Looking for a long weekend getaway spot? We visited Cape May (only three hours from Westchester) with some friends who’ve been going there at least once a year with their kids for many years. I wasn’t sure if it would live up to all their hype, but this gem of a beach town actually did. Cape May is charming and laid back, with many dining options and a great beach that somehow never gets too crowded. I loved that people biked everywhere and that almost every popular lodging or restaurant was situated in a quaintly remodeled Victorian house.
Where to Stay
We stayed the weekend at the Montreal Beach Resort, which provided beach access across the street that included a set of chairs and an umbrella. The hotel had a decent pool and a great restaurant downstairs, Harry’s. The biggest drawback was the location, just a little too far from town square to walk to with small children (about three-quarters of a mile). It can be done, but would be difficult in the heat or after a long day at the beach.
Our friends are regulars at the Carroll Villa Hotel, a bed and breakfast right off town square. The location is great, but there’s no pool.
What to Do
The first thing we did in Cape May was drive out to Sunset Beach to look for the famous Cape May diamonds along the shore. The diamonds are actually quartz pebbles that have been worn by the ocean to the point where they’re translucent. It was no easy feat to gather this handful of “diamonds”! They’re small and hidden among the millions of other small pebbles found along the beach.
Cape May’s Washington Square Mall is a town square of sorts, about three blocks long, with a ton of shopping, food and activities packed into that outdoor space. The pedestrian mall is charming and lively in the evening, and definitely worth a stroll. We even stumbled upon the a big band concert at the Rotary Park Bandstand nearby on a Saturday evening and stopped to listen to the lively swing music.
Something that a lot of visitors seem to do is bike from the center of town to the Cape May Lighthouse, just a few miles away. We drove up to the lighthouse to admire it, but didn’t climb to the top to take in the view because it was such a hot day.

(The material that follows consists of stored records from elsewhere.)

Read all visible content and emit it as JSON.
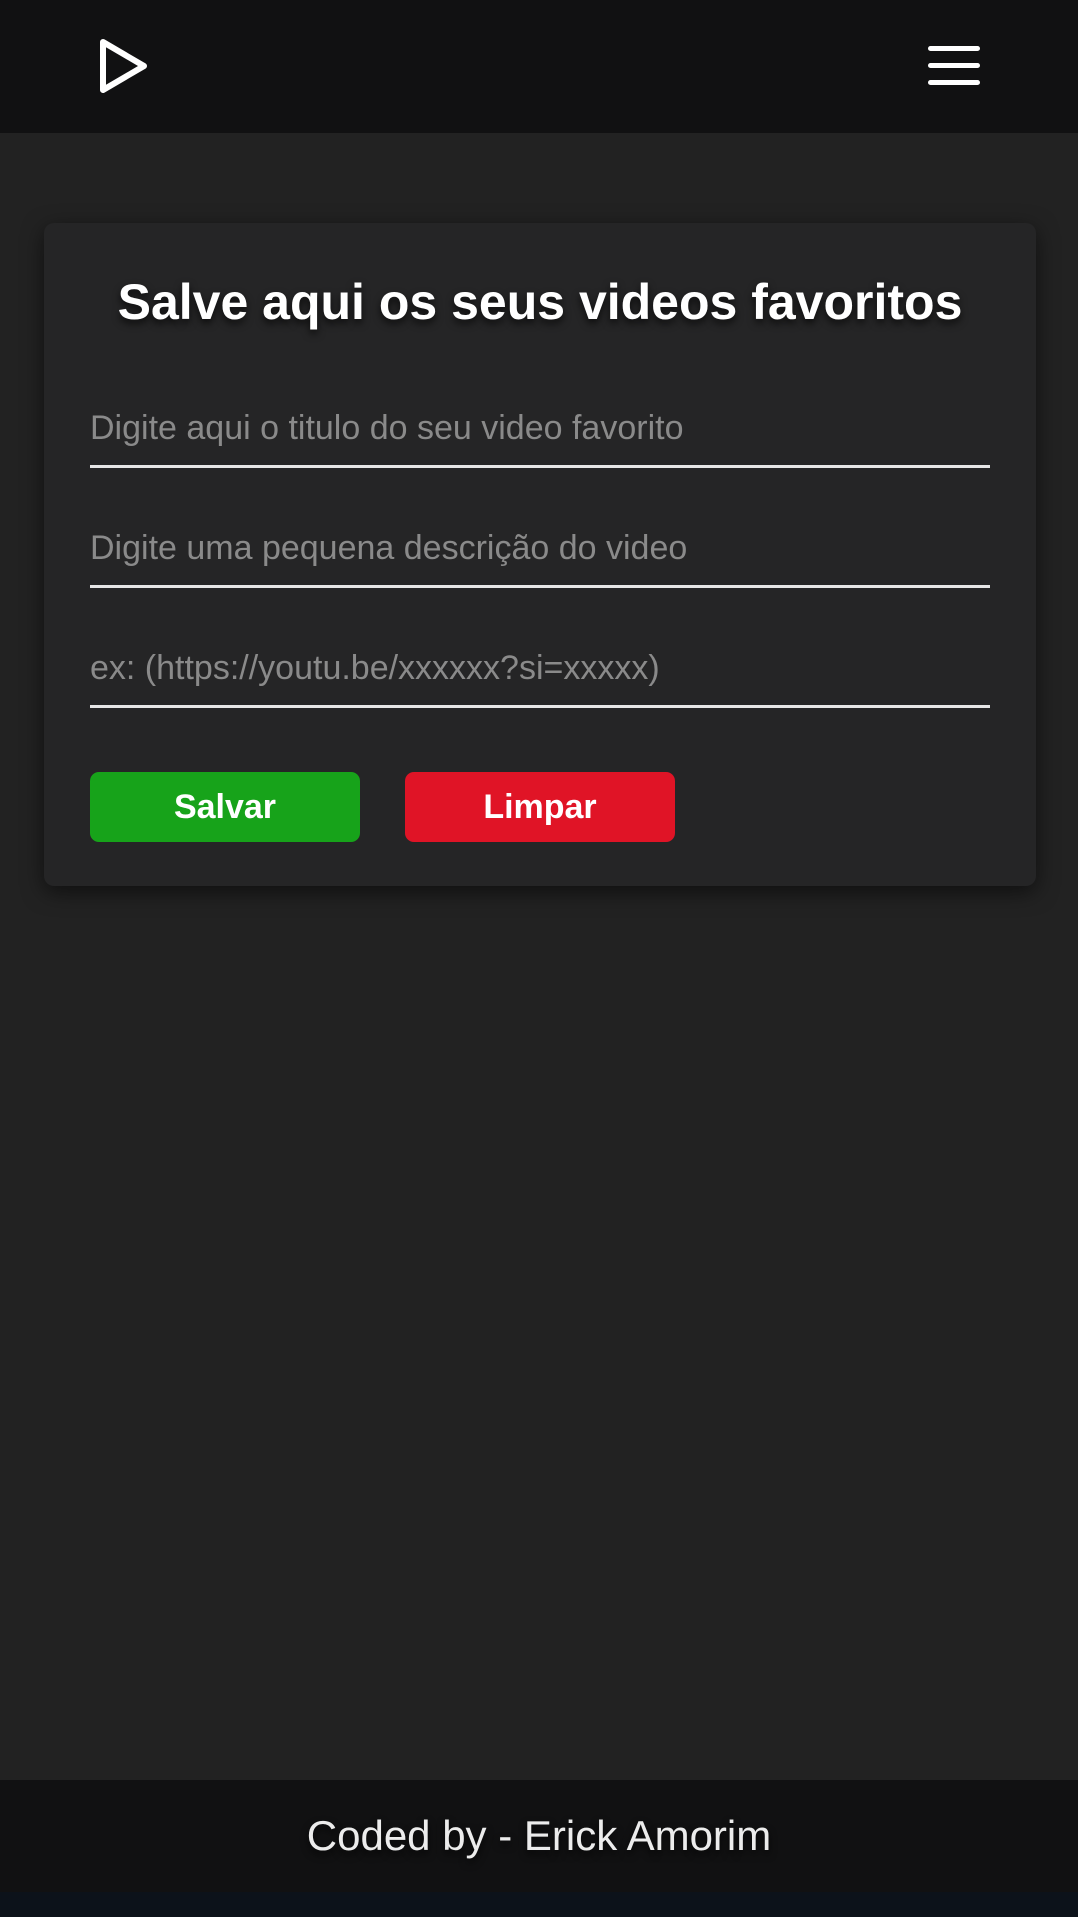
{
  "header": {
    "logo_icon": "play-icon",
    "menu_icon": "hamburger-menu-icon"
  },
  "form": {
    "title": "Salve aqui os seus videos favoritos",
    "title_input_placeholder": "Digite aqui o titulo do seu video favorito",
    "description_input_placeholder": "Digite uma pequena descrição do video",
    "url_input_placeholder": "ex: (https://youtu.be/xxxxxx?si=xxxxx)",
    "save_label": "Salvar",
    "clear_label": "Limpar"
  },
  "footer": {
    "credit": "Coded by - Erick Amorim"
  },
  "colors": {
    "background": "#222222",
    "bar": "#111112",
    "card": "#252526",
    "save": "#17a31a",
    "clear": "#e01426"
  }
}
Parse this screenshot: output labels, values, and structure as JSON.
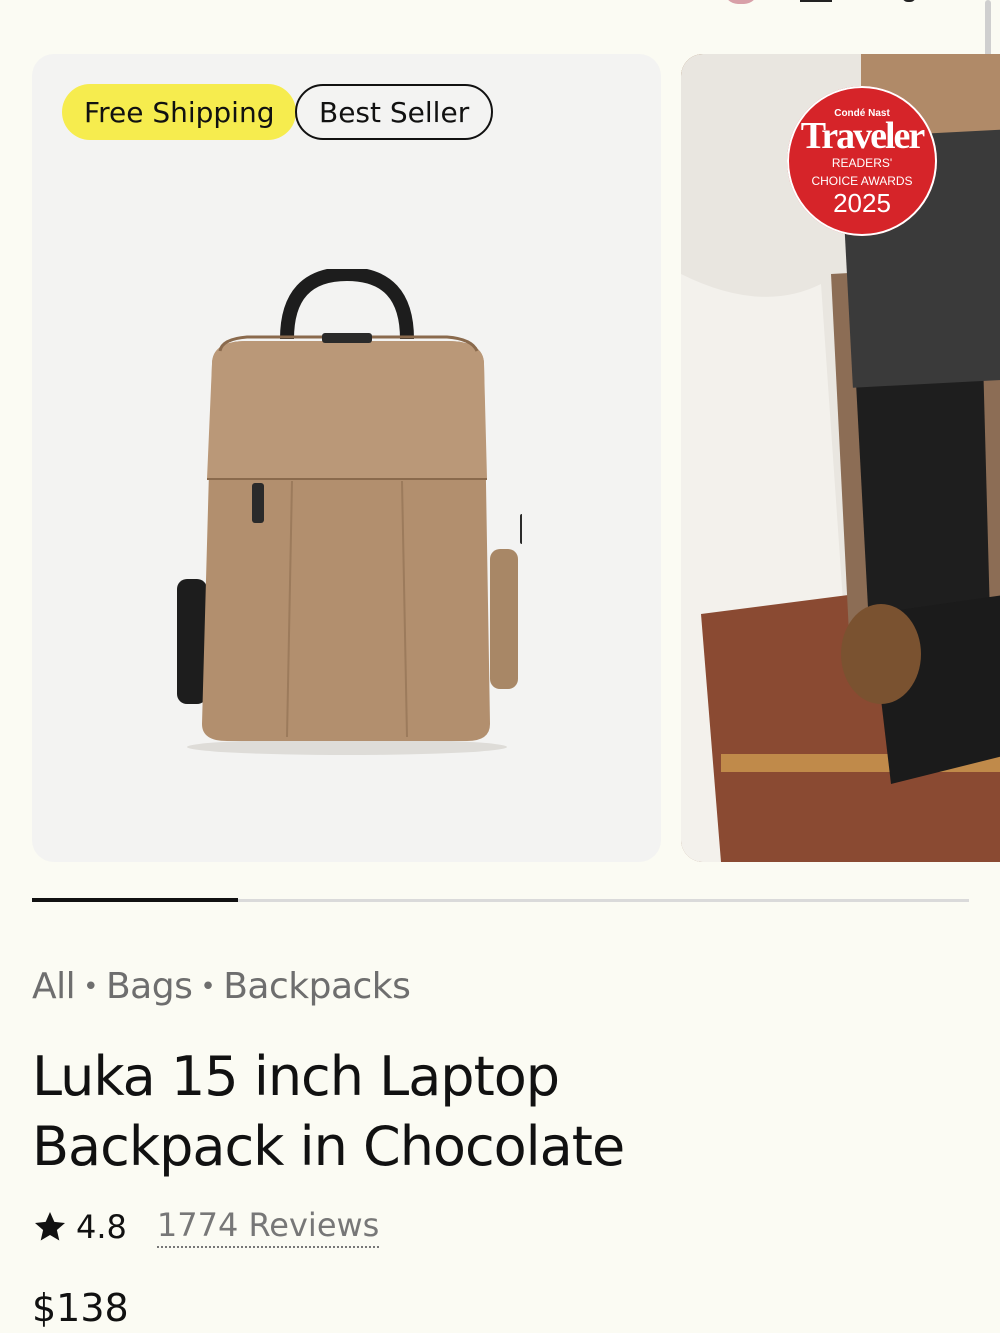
{
  "badges": {
    "free_shipping": "Free Shipping",
    "best_seller": "Best Seller"
  },
  "award": {
    "top": "Condé Nast",
    "title": "Traveler",
    "line1": "READERS'",
    "line2": "CHOICE AWARDS",
    "year": "2025"
  },
  "gallery": {
    "progress_fraction": 0.22
  },
  "breadcrumb": {
    "items": [
      "All",
      "Bags",
      "Backpacks"
    ],
    "separator": "•"
  },
  "product": {
    "title": "Luka 15 inch Laptop Backpack in Chocolate",
    "rating": "4.8",
    "reviews": "1774 Reviews",
    "price": "$138"
  },
  "colors": {
    "free_badge": "#f6ec4e",
    "background": "#fbfbf3",
    "award_red": "#d62429"
  },
  "icons": {
    "rating": "star-icon"
  }
}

We spent one afternoon at our friends’ favorite place in town, the tasting room of the Cape May Brewing Co. Here you’re welcome to try beer flights while hanging out at oversize picnic tables under a tent. We munched on the crab guac and chips from the Taco Shop next door and sampled our beers while the kids sipped root beer and ginger ale, and played giant Jenga.
We only spent a long weekend in Cape May, and probably could’ve used one more day to see it all. Some things I had on our itinerary but we missed out on were the Cape May Zoo, biking the promenade along the beach, and the Cape May Winery.
Where to Eat
The dining scene in Cape May is quite varied, offering everything from breakfasts on wraparound porches to takeout for the beach, to fine dining. We sampled a little bit of everything. My favorite meal was the lobster roll I got from Quincy’s, which I devoured on the beach. The kids and my husband got hot dogs from the popular Hot Dog Tommy’s.
For breakfast, we ate at the Mad Batter (trendy, brunchy vibe), George’s Place (diner-style breakfast) and Harry’s (breakfast with a beach view). For dinner, we had two fabulous meals at Younger Brother and 401 Bank Street; reservations are highly recommended for both during the high season.
About 20 minutes from Cape May is Wildwood, another beach town that’s got a proper boardwalk and all the things that come with that: carnival games, an amusement park, a water park, even Zorb on the beach. We spent a brief afternoon there playing the carnival games.
Wildwood is also apparently where all the Cape May locals go to grab fresh seafood. Some place we wanted to check out but ultimately didn’t have time to visit were Crab and Seafood Shack and Sun Dog on the Beach.